- When the matter really is preference.
- When there is difference of expectation about user knowledge or skills.
- When no one's asked the user yet.
Let's take each in turn:
When the matter is really preference.
You will ultimately lose this one. If it truly is preference, then by the time it gets to QA it represents a change. Why change it when it's not going to make it better? If your way really is better and you can explain why, then it really isn't a matter of preference.
When there is a difference of expectation.
Here you may be right or you may be wrong. Ideally you have a detailed user persona that you can consult. If you don't have these, ask your nearest user proxy. Typically, this is the support guy or the implementations guy. Let that person's input stand. Oh, and develop user personas.

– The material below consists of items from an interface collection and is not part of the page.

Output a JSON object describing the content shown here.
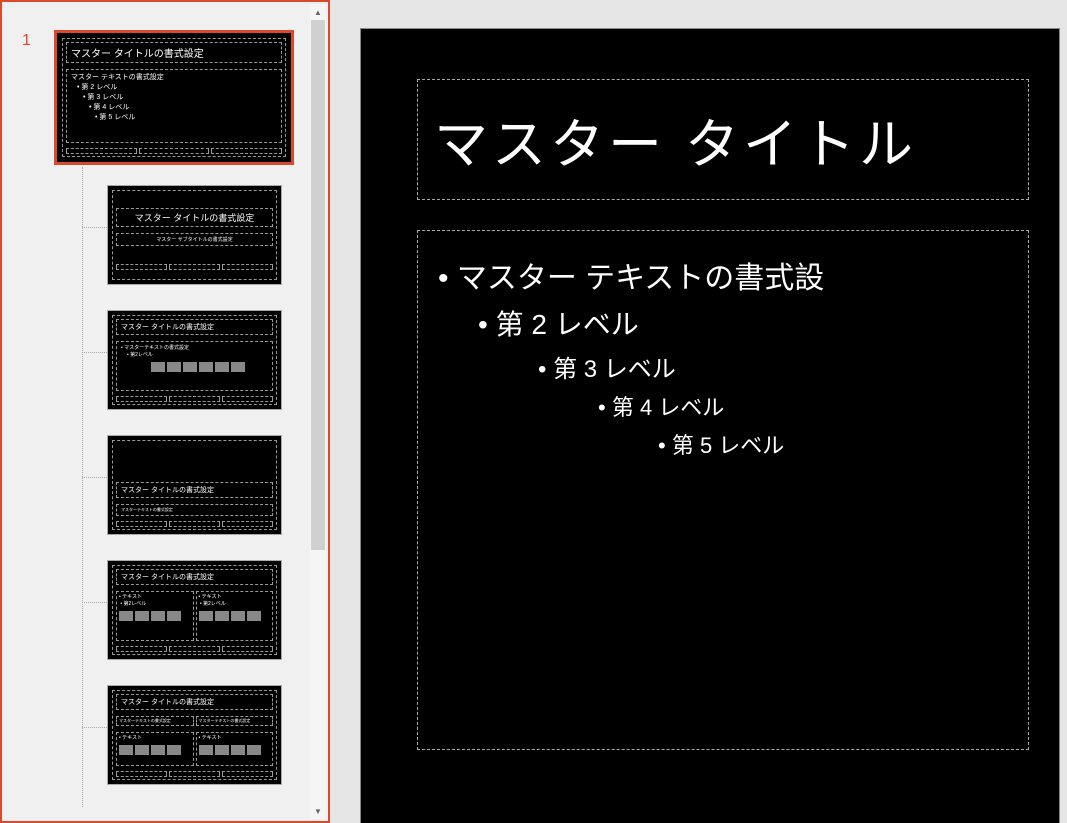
{
  "slideNumber": "1",
  "master": {
    "title": "マスター タイトルの書式設定",
    "body": {
      "lvl1": "マスター テキストの書式設定",
      "lvl2": "第 2 レベル",
      "lvl3": "第 3 レベル",
      "lvl4": "第 4 レベル",
      "lvl5": "第 5 レベル"
    }
  },
  "layouts": [
    {
      "title": "マスター タイトルの書式設定",
      "subtitle": "マスター サブタイトルの書式設定",
      "type": "title"
    },
    {
      "title": "マスター タイトルの書式設定",
      "type": "content"
    },
    {
      "title": "マスター タイトルの書式設定",
      "type": "section"
    },
    {
      "title": "マスター タイトルの書式設定",
      "type": "two-content"
    },
    {
      "title": "マスター タイトルの書式設定",
      "type": "comparison"
    }
  ],
  "editor": {
    "title": "マスター タイトル",
    "lvl1": "マスター テキストの書式設",
    "lvl2": "第 2 レベル",
    "lvl3": "第 3 レベル",
    "lvl4": "第 4 レベル",
    "lvl5": "第 5 レベル"
  }
}
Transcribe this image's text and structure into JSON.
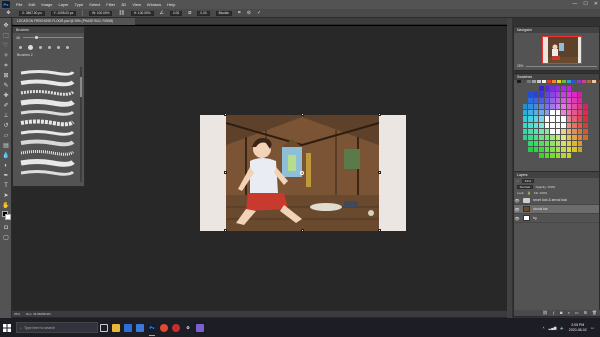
{
  "menubar": {
    "logo": "Ps",
    "items": [
      "File",
      "Edit",
      "Image",
      "Layer",
      "Type",
      "Select",
      "Filter",
      "3D",
      "View",
      "Window",
      "Help"
    ],
    "window_controls": [
      "—",
      "☐",
      "✕"
    ]
  },
  "options": {
    "x": "X: 3867.50 px",
    "y": "Y: 1008.00 px",
    "w": "W: 100.00%",
    "h": "H: 100.00%",
    "angle": "0.00",
    "hskew": "0.00",
    "interp": "Bicubic"
  },
  "document": {
    "tab_title": "LOCATION FREEHOSE FLOOR.psd @ 25% (PHASE BG2, RGB/8)"
  },
  "brushes_panel": {
    "title": "Brushes",
    "size_value": "46",
    "group_name": "Brushes 2"
  },
  "navigator": {
    "title": "Navigator",
    "zoom": "25%"
  },
  "swatches": {
    "title": "Swatches",
    "row_colors": [
      "#1a1a1a",
      "#4d4d4d",
      "#7a7a7a",
      "#a0a0a0",
      "#c8c8c8",
      "#f0f0f0",
      "#e63b2e",
      "#f08a24",
      "#f4d22c",
      "#6abf3f",
      "#2fa4d8",
      "#3554c9",
      "#8a3fc2",
      "#d63c8c",
      "#a86b3c",
      "#e8c7a0",
      "#5a3b22",
      "#ffffff"
    ]
  },
  "layers": {
    "title": "Layers",
    "filter": "Kind",
    "blend_mode": "Normal",
    "opacity": "Opacity: 100%",
    "lock": "Lock:",
    "fill": "Fill: 100%",
    "rows": [
      {
        "name": "smart look & arrival look"
      },
      {
        "name": "clouds bar"
      },
      {
        "name": "bg"
      }
    ]
  },
  "statusbar": {
    "zoom": "25%",
    "doc": "Doc: 45.8M/88.9M"
  },
  "taskbar": {
    "search_placeholder": "Type here to search",
    "time": "2:05 PM",
    "date": "2020-08-02"
  }
}
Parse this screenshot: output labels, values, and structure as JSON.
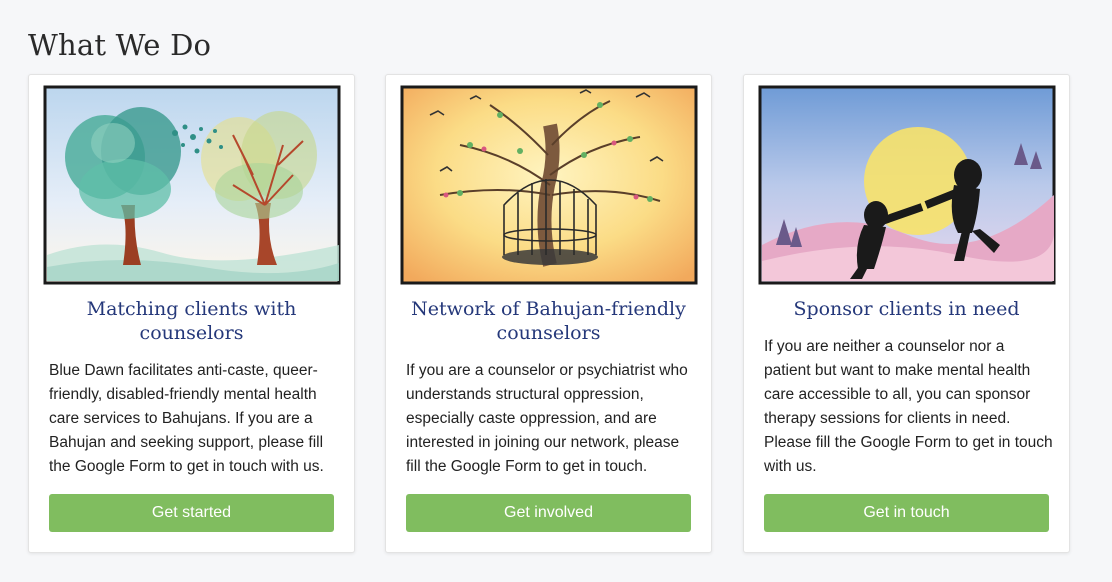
{
  "section": {
    "title": "What We Do"
  },
  "cards": [
    {
      "heading": "Matching clients with counselors",
      "body": "Blue Dawn facilitates anti-caste, queer-friendly, disabled-friendly mental health care services to Bahujans. If you are a Bahujan and seeking support, please fill the Google Form to get in touch with us.",
      "button": "Get started"
    },
    {
      "heading": "Network of Bahujan-friendly counselors",
      "body": "If you are a counselor or psychiatrist who understands structural oppression, especially caste oppression, and are interested in joining our network, please fill the Google Form to get in touch.",
      "button": "Get involved"
    },
    {
      "heading": "Sponsor clients in need",
      "body": "If you are neither a counselor nor a patient but want to make mental health care accessible to all, you can sponsor therapy sessions for clients in need. Please fill the Google Form to get in touch with us.",
      "button": "Get in touch"
    }
  ],
  "colors": {
    "heading": "#25387a",
    "button": "#80bd5f",
    "background": "#f6f7f9"
  }
}
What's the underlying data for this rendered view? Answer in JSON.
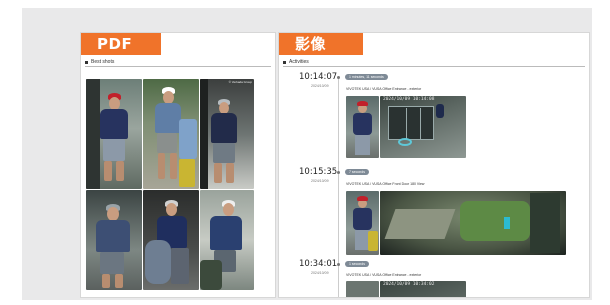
{
  "pdf_card": {
    "tag": "PDF",
    "section_label": "Best shots",
    "photo_watermark": "© Verkada Group"
  },
  "video_card": {
    "tag": "影像",
    "section_label": "Activities",
    "activities": [
      {
        "time": "10:14:07",
        "date": "2024/10/09",
        "duration": "1 minutes, 11 seconds",
        "camera": "VIVOTEK USA  /  VUSA Office Entrance - exterior",
        "cctv_timestamp": "2024/10/09 10:14:08"
      },
      {
        "time": "10:15:35",
        "date": "2024/10/09",
        "duration": "7 seconds",
        "camera": "VIVOTEK USA  /  VUSA Office Front Door 180 View",
        "cctv_timestamp": ""
      },
      {
        "time": "10:34:01",
        "date": "2024/10/09",
        "duration": "1 seconds",
        "camera": "VIVOTEK USA  /  VUSA Office Entrance - exterior",
        "cctv_timestamp": "2024/10/09 10:34:02"
      }
    ]
  },
  "colors": {
    "tag_orange": "#f0732a",
    "stage_grey": "#e9e9ea",
    "pill_grey": "#7e8a96"
  }
}
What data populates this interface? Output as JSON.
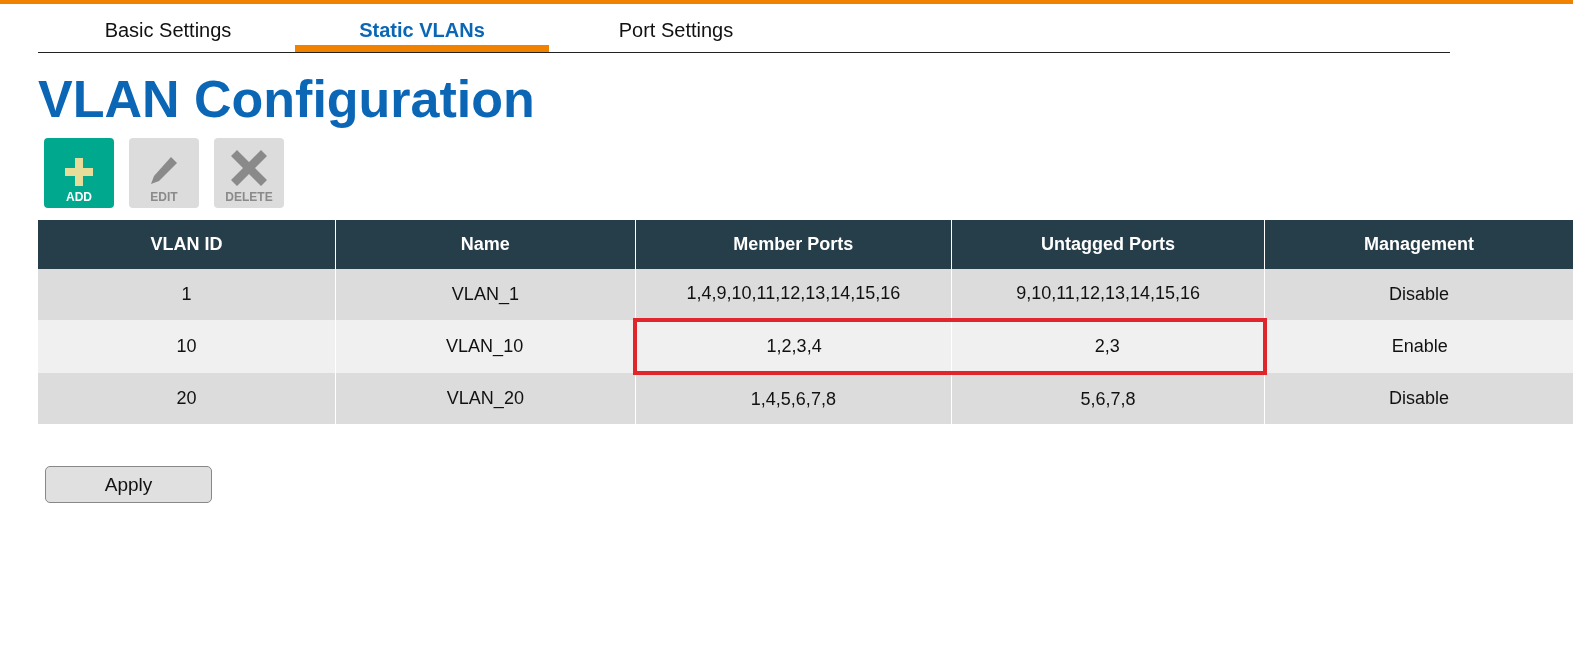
{
  "tabs": [
    {
      "label": "Basic Settings",
      "selected": false
    },
    {
      "label": "Static VLANs",
      "selected": true
    },
    {
      "label": "Port Settings",
      "selected": false
    }
  ],
  "title": "VLAN Configuration",
  "toolbar": [
    {
      "kind": "add",
      "label": "ADD",
      "disabled": false
    },
    {
      "kind": "edit",
      "label": "EDIT",
      "disabled": true
    },
    {
      "kind": "delete",
      "label": "DELETE",
      "disabled": true
    }
  ],
  "table": {
    "columns": [
      "VLAN ID",
      "Name",
      "Member Ports",
      "Untagged Ports",
      "Management"
    ],
    "rows": [
      {
        "cells": [
          "1",
          "VLAN_1",
          "1,4,9,10,11,12,13,14,15,16",
          "9,10,11,12,13,14,15,16",
          "Disable"
        ],
        "highlighted": false
      },
      {
        "cells": [
          "10",
          "VLAN_10",
          "1,2,3,4",
          "2,3",
          "Enable"
        ],
        "highlighted": true
      },
      {
        "cells": [
          "20",
          "VLAN_20",
          "1,4,5,6,7,8",
          "5,6,7,8",
          "Disable"
        ],
        "highlighted": false
      }
    ]
  },
  "apply_button": "Apply"
}
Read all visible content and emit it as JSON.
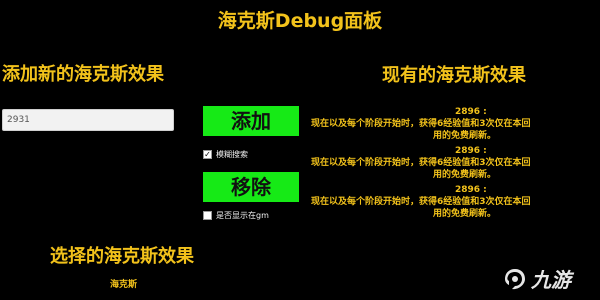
{
  "panel": {
    "title": "海克斯Debug面板"
  },
  "add_section": {
    "title": "添加新的海克斯效果",
    "input_value": "2931",
    "add_button_label": "添加",
    "fuzzy_search_label": "模糊搜索",
    "fuzzy_search_checked": true,
    "remove_button_label": "移除",
    "show_in_gm_label": "是否显示在gm",
    "show_in_gm_checked": false
  },
  "existing_section": {
    "title": "现有的海克斯效果",
    "effects": [
      {
        "id": "2896 :",
        "line1": "现在以及每个阶段开始时，获得6经验值和3次仅在本回",
        "line2": "用的免费刷新。"
      },
      {
        "id": "2896 :",
        "line1": "现在以及每个阶段开始时，获得6经验值和3次仅在本回",
        "line2": "用的免费刷新。"
      },
      {
        "id": "2896 :",
        "line1": "现在以及每个阶段开始时，获得6经验值和3次仅在本回",
        "line2": "用的免费刷新。"
      }
    ]
  },
  "select_section": {
    "title": "选择的海克斯效果",
    "selected": "海克斯"
  },
  "watermark": {
    "text": "九游",
    "icon": "jiuyou-logo-icon"
  },
  "colors": {
    "background": "#000000",
    "text_accent": "#f2c21b",
    "button_green": "#16ea16"
  }
}
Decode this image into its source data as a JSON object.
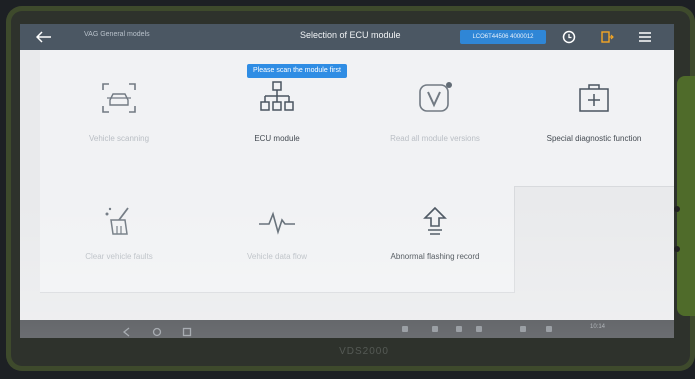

When no one's asked the user yet.
This is when you could do usability testing ("ask the user") but you simply haven't yet. Ideally, you'd schedule some usability testing or convene a focus group to identify this. If you can't, fall back to asking your closest customer proxy.
Sure, it's easy to get annoyed when your usability bugs get closed as "our users wouldn't want it that way". So stop being annoyed and start finding a leg to stand on!